Assignment
Word for word, output every line of the material below, minus pictures.

Source material
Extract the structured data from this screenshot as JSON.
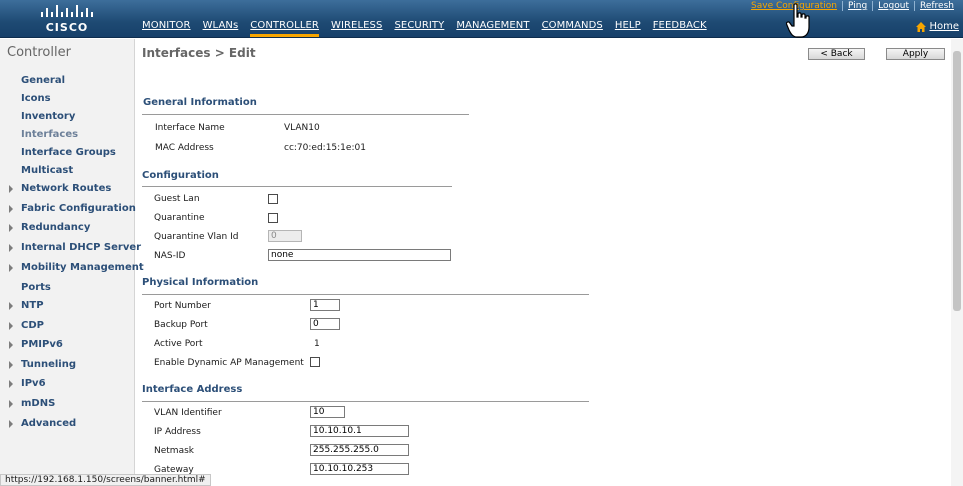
{
  "logo": {
    "text": "CISCO"
  },
  "nav": {
    "items": [
      "MONITOR",
      "WLANs",
      "CONTROLLER",
      "WIRELESS",
      "SECURITY",
      "MANAGEMENT",
      "COMMANDS",
      "HELP",
      "FEEDBACK"
    ],
    "active": "CONTROLLER"
  },
  "toplinks": {
    "save": "Save Configuration",
    "ping": "Ping",
    "logout": "Logout",
    "refresh": "Refresh"
  },
  "home": "Home",
  "sidebar": {
    "title": "Controller",
    "items": [
      {
        "label": "General",
        "expandable": false
      },
      {
        "label": "Icons",
        "expandable": false
      },
      {
        "label": "Inventory",
        "expandable": false
      },
      {
        "label": "Interfaces",
        "expandable": false,
        "selected": true
      },
      {
        "label": "Interface Groups",
        "expandable": false
      },
      {
        "label": "Multicast",
        "expandable": false
      },
      {
        "label": "Network Routes",
        "expandable": true
      },
      {
        "label": "Fabric Configuration",
        "expandable": true
      },
      {
        "label": "Redundancy",
        "expandable": true
      },
      {
        "label": "Internal DHCP Server",
        "expandable": true
      },
      {
        "label": "Mobility Management",
        "expandable": true
      },
      {
        "label": "Ports",
        "expandable": false
      },
      {
        "label": "NTP",
        "expandable": true
      },
      {
        "label": "CDP",
        "expandable": true
      },
      {
        "label": "PMIPv6",
        "expandable": true
      },
      {
        "label": "Tunneling",
        "expandable": true
      },
      {
        "label": "IPv6",
        "expandable": true
      },
      {
        "label": "mDNS",
        "expandable": true
      },
      {
        "label": "Advanced",
        "expandable": true
      }
    ]
  },
  "page": {
    "breadcrumb": "Interfaces > Edit",
    "back": "< Back",
    "apply": "Apply"
  },
  "general": {
    "title": "General Information",
    "interface_name_label": "Interface Name",
    "interface_name": "VLAN10",
    "mac_label": "MAC Address",
    "mac": "cc:70:ed:15:1e:01"
  },
  "configuration": {
    "title": "Configuration",
    "guest_lan_label": "Guest Lan",
    "guest_lan": false,
    "quarantine_label": "Quarantine",
    "quarantine": false,
    "quarantine_vlan_label": "Quarantine Vlan Id",
    "quarantine_vlan": "0",
    "nas_id_label": "NAS-ID",
    "nas_id": "none"
  },
  "physical": {
    "title": "Physical Information",
    "port_number_label": "Port Number",
    "port_number": "1",
    "backup_port_label": "Backup Port",
    "backup_port": "0",
    "active_port_label": "Active Port",
    "active_port": "1",
    "dynamic_ap_label": "Enable Dynamic AP Management",
    "dynamic_ap": false
  },
  "address": {
    "title": "Interface Address",
    "vlan_id_label": "VLAN Identifier",
    "vlan_id": "10",
    "ip_label": "IP Address",
    "ip": "10.10.10.1",
    "netmask_label": "Netmask",
    "netmask": "255.255.255.0",
    "gateway_label": "Gateway",
    "gateway": "10.10.10.253"
  },
  "status_bar": "https://192.168.1.150/screens/banner.html#",
  "colors": {
    "topbar": "#1e4a73",
    "accent": "#f6a500",
    "link": "#2c4f78"
  }
}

Expected answer
Extract the structured data from this screenshot as JSON.
{
  "logo": {
    "text": "CISCO"
  },
  "nav": {
    "items": [
      "MONITOR",
      "WLANs",
      "CONTROLLER",
      "WIRELESS",
      "SECURITY",
      "MANAGEMENT",
      "COMMANDS",
      "HELP",
      "FEEDBACK"
    ],
    "active": "CONTROLLER"
  },
  "toplinks": {
    "save": "Save Configuration",
    "ping": "Ping",
    "logout": "Logout",
    "refresh": "Refresh"
  },
  "home": "Home",
  "sidebar": {
    "title": "Controller",
    "items": [
      {
        "label": "General",
        "expandable": false
      },
      {
        "label": "Icons",
        "expandable": false
      },
      {
        "label": "Inventory",
        "expandable": false
      },
      {
        "label": "Interfaces",
        "expandable": false,
        "selected": true
      },
      {
        "label": "Interface Groups",
        "expandable": false
      },
      {
        "label": "Multicast",
        "expandable": false
      },
      {
        "label": "Network Routes",
        "expandable": true
      },
      {
        "label": "Fabric Configuration",
        "expandable": true
      },
      {
        "label": "Redundancy",
        "expandable": true
      },
      {
        "label": "Internal DHCP Server",
        "expandable": true
      },
      {
        "label": "Mobility Management",
        "expandable": true
      },
      {
        "label": "Ports",
        "expandable": false
      },
      {
        "label": "NTP",
        "expandable": true
      },
      {
        "label": "CDP",
        "expandable": true
      },
      {
        "label": "PMIPv6",
        "expandable": true
      },
      {
        "label": "Tunneling",
        "expandable": true
      },
      {
        "label": "IPv6",
        "expandable": true
      },
      {
        "label": "mDNS",
        "expandable": true
      },
      {
        "label": "Advanced",
        "expandable": true
      }
    ]
  },
  "page": {
    "breadcrumb": "Interfaces > Edit",
    "back": "< Back",
    "apply": "Apply"
  },
  "general": {
    "title": "General Information",
    "interface_name_label": "Interface Name",
    "interface_name": "VLAN10",
    "mac_label": "MAC Address",
    "mac": "cc:70:ed:15:1e:01"
  },
  "configuration": {
    "title": "Configuration",
    "guest_lan_label": "Guest Lan",
    "guest_lan": false,
    "quarantine_label": "Quarantine",
    "quarantine": false,
    "quarantine_vlan_label": "Quarantine Vlan Id",
    "quarantine_vlan": "0",
    "nas_id_label": "NAS-ID",
    "nas_id": "none"
  },
  "physical": {
    "title": "Physical Information",
    "port_number_label": "Port Number",
    "port_number": "1",
    "backup_port_label": "Backup Port",
    "backup_port": "0",
    "active_port_label": "Active Port",
    "active_port": "1",
    "dynamic_ap_label": "Enable Dynamic AP Management",
    "dynamic_ap": false
  },
  "address": {
    "title": "Interface Address",
    "vlan_id_label": "VLAN Identifier",
    "vlan_id": "10",
    "ip_label": "IP Address",
    "ip": "10.10.10.1",
    "netmask_label": "Netmask",
    "netmask": "255.255.255.0",
    "gateway_label": "Gateway",
    "gateway": "10.10.10.253"
  },
  "status_bar": "https://192.168.1.150/screens/banner.html#",
  "colors": {
    "topbar": "#1e4a73",
    "accent": "#f6a500",
    "link": "#2c4f78"
  }
}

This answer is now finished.